§ **SUPPLIED MATERIAL**:
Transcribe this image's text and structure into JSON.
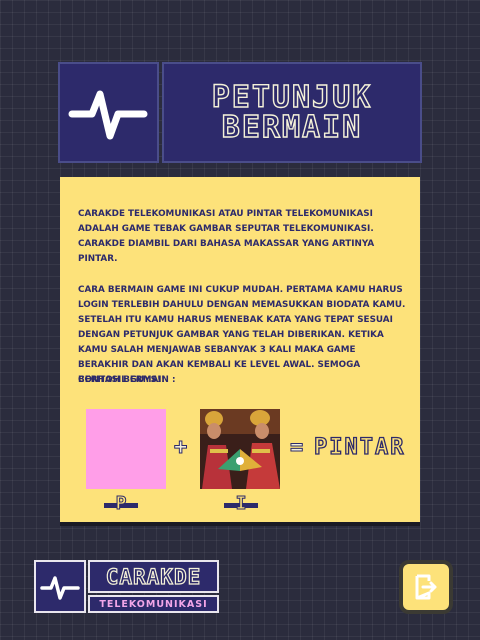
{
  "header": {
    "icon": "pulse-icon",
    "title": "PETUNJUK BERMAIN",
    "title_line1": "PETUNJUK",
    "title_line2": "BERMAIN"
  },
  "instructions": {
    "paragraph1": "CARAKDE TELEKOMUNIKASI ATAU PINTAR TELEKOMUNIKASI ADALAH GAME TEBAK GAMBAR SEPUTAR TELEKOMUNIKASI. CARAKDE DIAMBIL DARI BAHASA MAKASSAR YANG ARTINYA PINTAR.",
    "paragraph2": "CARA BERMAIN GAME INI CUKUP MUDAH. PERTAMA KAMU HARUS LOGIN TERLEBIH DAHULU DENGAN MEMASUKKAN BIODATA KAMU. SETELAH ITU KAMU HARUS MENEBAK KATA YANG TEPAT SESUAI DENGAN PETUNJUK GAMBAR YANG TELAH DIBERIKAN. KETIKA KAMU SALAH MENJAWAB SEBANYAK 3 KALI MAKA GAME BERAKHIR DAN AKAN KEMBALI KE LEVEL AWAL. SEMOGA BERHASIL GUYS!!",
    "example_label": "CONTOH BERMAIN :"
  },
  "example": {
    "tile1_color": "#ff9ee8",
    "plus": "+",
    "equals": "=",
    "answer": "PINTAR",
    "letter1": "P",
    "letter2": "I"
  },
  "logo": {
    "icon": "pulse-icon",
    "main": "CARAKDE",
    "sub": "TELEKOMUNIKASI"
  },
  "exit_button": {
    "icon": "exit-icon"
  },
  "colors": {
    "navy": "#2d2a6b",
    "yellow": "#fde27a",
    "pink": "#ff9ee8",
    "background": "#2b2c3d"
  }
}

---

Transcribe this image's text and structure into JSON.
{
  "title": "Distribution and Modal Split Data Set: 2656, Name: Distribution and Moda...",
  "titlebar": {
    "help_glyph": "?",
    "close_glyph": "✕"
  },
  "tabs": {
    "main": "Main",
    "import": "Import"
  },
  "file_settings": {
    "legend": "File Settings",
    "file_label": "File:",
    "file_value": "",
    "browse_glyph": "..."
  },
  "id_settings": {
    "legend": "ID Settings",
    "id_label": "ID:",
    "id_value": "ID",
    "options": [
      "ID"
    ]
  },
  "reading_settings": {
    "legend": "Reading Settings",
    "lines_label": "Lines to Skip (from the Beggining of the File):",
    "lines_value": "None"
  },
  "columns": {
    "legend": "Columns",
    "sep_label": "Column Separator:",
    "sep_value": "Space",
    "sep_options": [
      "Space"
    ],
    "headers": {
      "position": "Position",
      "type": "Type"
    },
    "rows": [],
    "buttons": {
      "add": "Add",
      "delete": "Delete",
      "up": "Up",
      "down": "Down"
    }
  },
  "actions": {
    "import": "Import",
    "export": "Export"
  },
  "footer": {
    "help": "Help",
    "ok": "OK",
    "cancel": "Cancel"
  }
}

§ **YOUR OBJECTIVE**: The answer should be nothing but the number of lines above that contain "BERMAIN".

§ **RESULT FOR THIS EXERCISE**: 4